The Polish flagged team wins stage 3 into Genova to sweep the VO65 Sprint
WindWhisper Racing Team won the final leg of The Ocean Race VO65 Sprint into Genova, beating the rest of the fleet by a massive margin.
The Polish boat crossed the finish line in just six knots of breeze at 10:27:52 UTC with a leg time of 10 days 23 hours 17 minutes and 52 seconds. With the rest of the fleet still to cover more than 100 nautical miles in very light winds, WindWhisper could win the leg from The Hague to Genova by more than 18 hours.
With skipper Pablo Arrarte (ESP) unable to take part in the final leg, it was left to previous race winner Daryl Wislang (NZL) to take up the skipper’s role. “It’s an amazing feeling to arrive here, happy to be part of the team, and I was lucky enough to take the handlebars for the last leg.”
Even though it always looked like a healthy lead entering the Mediterranean, the fickle nature of the breeze meant Wislang and the crew were never able to rest on their laurels. “The biggest challenge is trying to cover someone that far behind because the other boats were in completely different weather. Ultimately we decided we couldn’t cover them and chose to sail the fastest way we could to the finish. There was no option to get back to the coast with the other guys.”
The biggest responsibility for such big decisions always rests with the navigator, so Aksel Magdahl (NOR) rightly earns a lot of credit for his brave choices on the race course. “We had a tricky choice to make in the Mediterranean because the other boats were more than 100 miles behind,” said Magdahl, who chose to keep on looking forwards rather than play a more traditional, defensive game of covering the opposition. “We decided to go towards the coast of Algeria to take the fastest route. We thought the other option to cover the other boats would be slow for us. So we went for what we thought was our fastest option and it worked out well for us.”

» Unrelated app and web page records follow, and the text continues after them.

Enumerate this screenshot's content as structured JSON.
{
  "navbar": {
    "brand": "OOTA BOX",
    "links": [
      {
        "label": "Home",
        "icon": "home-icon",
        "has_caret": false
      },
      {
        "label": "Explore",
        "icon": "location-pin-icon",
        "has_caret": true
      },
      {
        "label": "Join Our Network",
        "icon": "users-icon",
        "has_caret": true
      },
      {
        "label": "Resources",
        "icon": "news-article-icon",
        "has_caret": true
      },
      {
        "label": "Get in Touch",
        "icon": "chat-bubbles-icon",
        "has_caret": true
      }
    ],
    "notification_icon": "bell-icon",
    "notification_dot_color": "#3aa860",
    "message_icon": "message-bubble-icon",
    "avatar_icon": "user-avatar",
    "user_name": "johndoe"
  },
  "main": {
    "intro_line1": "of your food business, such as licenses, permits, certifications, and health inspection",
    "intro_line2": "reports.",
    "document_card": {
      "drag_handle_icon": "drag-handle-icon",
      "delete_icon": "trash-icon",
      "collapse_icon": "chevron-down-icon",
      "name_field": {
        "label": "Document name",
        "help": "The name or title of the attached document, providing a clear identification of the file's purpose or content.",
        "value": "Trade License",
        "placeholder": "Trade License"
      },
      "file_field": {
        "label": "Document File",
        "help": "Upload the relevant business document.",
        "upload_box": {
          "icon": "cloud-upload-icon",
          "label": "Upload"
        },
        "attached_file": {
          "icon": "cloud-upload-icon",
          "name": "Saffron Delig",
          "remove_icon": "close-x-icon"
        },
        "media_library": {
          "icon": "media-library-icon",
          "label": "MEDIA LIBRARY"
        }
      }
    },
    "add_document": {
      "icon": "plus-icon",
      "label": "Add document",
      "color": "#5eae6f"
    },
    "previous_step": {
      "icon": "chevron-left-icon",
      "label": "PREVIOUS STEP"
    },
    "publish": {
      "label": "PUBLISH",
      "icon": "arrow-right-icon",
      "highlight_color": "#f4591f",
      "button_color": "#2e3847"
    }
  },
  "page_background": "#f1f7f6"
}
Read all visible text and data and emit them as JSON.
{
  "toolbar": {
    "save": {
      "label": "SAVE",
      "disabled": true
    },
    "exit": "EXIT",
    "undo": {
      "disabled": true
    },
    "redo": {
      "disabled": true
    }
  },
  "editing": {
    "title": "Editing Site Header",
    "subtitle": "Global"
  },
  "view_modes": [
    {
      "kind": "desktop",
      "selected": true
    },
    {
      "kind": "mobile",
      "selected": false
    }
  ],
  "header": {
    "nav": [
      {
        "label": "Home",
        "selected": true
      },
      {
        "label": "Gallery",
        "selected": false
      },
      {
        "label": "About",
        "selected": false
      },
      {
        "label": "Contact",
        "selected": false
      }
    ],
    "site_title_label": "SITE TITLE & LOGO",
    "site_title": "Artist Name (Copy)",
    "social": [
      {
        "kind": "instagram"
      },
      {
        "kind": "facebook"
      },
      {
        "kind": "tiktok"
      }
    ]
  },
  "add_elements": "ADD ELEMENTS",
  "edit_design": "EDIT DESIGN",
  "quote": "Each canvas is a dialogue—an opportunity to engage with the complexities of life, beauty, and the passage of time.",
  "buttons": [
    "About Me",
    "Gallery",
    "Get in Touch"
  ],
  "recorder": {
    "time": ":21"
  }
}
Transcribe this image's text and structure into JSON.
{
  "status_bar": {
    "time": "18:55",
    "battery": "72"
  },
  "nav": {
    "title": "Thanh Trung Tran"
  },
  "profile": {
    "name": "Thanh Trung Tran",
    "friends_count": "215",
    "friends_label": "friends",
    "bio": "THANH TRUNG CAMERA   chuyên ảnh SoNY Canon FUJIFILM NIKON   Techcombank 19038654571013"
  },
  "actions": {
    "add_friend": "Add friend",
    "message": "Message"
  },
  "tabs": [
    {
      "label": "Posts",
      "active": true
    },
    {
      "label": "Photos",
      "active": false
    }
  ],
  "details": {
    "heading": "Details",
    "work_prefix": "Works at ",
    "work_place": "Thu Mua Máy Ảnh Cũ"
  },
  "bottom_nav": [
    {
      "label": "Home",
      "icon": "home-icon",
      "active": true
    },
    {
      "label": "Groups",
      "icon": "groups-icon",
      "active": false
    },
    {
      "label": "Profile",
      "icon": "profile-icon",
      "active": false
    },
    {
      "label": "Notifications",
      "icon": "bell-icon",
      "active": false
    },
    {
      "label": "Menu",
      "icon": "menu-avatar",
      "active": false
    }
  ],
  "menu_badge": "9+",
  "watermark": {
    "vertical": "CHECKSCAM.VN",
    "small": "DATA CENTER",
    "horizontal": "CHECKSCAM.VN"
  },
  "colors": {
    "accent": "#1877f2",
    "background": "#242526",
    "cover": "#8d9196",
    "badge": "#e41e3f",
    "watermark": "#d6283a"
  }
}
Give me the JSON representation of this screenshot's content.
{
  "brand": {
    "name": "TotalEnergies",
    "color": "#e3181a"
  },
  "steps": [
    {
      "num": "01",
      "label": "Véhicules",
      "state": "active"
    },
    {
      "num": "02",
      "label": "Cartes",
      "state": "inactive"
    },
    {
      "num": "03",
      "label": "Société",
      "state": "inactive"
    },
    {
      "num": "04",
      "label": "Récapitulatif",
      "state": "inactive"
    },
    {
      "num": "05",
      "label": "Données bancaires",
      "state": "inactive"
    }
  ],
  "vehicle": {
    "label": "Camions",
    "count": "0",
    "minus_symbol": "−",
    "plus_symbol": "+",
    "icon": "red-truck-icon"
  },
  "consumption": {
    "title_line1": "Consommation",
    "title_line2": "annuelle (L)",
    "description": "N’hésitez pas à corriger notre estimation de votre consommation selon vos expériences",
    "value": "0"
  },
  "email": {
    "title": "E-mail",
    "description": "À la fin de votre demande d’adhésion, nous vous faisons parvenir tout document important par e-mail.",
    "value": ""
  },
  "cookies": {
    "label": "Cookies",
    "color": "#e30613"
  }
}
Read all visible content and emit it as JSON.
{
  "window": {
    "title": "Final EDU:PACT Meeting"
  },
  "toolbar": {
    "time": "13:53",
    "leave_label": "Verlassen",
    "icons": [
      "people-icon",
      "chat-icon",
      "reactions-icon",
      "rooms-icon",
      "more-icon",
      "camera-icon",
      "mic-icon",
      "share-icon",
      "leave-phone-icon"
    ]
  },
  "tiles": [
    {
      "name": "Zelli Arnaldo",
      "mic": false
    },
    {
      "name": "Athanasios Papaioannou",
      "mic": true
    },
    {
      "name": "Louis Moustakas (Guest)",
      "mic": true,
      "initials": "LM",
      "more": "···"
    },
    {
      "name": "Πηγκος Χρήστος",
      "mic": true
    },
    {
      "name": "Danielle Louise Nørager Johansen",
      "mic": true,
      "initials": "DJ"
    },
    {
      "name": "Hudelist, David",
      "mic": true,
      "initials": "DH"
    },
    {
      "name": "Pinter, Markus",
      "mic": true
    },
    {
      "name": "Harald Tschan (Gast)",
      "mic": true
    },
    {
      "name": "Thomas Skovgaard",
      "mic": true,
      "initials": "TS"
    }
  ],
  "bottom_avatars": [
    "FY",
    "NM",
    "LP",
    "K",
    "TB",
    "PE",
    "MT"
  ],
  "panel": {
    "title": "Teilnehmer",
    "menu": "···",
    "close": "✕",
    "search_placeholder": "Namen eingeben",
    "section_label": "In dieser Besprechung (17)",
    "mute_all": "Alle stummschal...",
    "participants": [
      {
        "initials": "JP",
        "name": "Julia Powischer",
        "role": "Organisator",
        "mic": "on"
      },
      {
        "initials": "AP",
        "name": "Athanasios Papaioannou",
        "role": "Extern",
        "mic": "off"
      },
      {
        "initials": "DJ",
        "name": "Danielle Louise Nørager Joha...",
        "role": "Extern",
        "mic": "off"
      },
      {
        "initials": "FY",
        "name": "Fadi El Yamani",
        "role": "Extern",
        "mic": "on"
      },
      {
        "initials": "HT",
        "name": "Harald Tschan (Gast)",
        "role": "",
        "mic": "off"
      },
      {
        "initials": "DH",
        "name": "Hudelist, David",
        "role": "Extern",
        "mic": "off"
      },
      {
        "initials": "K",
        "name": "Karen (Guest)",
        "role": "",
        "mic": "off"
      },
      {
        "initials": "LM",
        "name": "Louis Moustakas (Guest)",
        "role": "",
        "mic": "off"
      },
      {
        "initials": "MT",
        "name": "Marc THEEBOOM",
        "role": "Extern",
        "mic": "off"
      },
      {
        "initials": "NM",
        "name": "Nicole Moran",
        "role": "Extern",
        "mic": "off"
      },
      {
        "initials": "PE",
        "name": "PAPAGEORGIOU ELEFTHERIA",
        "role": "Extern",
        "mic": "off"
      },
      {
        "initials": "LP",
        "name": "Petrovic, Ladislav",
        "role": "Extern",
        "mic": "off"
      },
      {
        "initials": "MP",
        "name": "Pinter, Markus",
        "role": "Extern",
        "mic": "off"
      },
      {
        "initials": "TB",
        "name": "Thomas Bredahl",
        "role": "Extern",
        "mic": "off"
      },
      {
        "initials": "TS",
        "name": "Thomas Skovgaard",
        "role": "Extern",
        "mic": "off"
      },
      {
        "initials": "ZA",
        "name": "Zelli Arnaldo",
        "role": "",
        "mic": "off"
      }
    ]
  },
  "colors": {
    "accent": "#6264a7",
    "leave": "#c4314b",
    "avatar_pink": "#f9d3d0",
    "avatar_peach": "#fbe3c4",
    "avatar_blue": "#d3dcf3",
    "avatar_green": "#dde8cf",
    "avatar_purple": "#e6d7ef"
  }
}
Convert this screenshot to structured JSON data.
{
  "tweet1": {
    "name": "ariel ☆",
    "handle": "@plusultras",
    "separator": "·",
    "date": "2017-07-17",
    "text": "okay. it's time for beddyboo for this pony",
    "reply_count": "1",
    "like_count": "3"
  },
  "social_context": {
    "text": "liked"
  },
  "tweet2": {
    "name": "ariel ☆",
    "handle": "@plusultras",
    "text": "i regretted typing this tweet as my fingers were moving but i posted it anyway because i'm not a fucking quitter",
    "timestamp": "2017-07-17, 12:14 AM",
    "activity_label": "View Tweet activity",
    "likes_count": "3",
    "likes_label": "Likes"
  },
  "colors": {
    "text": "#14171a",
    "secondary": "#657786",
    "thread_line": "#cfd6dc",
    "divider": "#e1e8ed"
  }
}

Magdahl also wins the navigator’s award, the Vasco da Gama Mirpuri Foundation Prize for first boat to pass the line of 37 degrees North latitude. That was largely down to a very good call to break away from the fleet in the English Channel, one which absent skipper Pablo Arrarte had been watching with great interest from ashore. “The guys made was a big strategy call. The fleet was in light pressure and the big breeze was coming, and they stayed further north and the big pressure reached them first. That was the important moment to break away from the fleet.”
From there the team never looked back, leading into the Strait of Gibraltar by a healthy margin. For Phil Harmer (AUS), today’s victory is extra special as it happens on his 44th birthday. The two-time winner of the race was pleased to be back on board the VO65 and to have come through the Strait of Gibraltar at night, thereby avoiding the orca whales that paid a little bit too much attention to some of the other VO65s. “I think the orcas were asleep when we went through the Strait,” he laughed. “We went through in stealth mode, managed to give them the slip, so we were lucky to get through unscathed.”
Crew member Liz Wardley has a special connection with this particular VO65, having led the five-month refit of the boat that she had already managed in its previous guise as Team AkzoNobel. “It feels amazing to be here now. We had such a big lead into the Med and there was always the option that the others could catch us, so that was stressful. We did leg one well, we did leg six well, and now to win leg seven by more than a hundred miles is pretty cool. And finished in front of the IMOCAs too, so a double win.”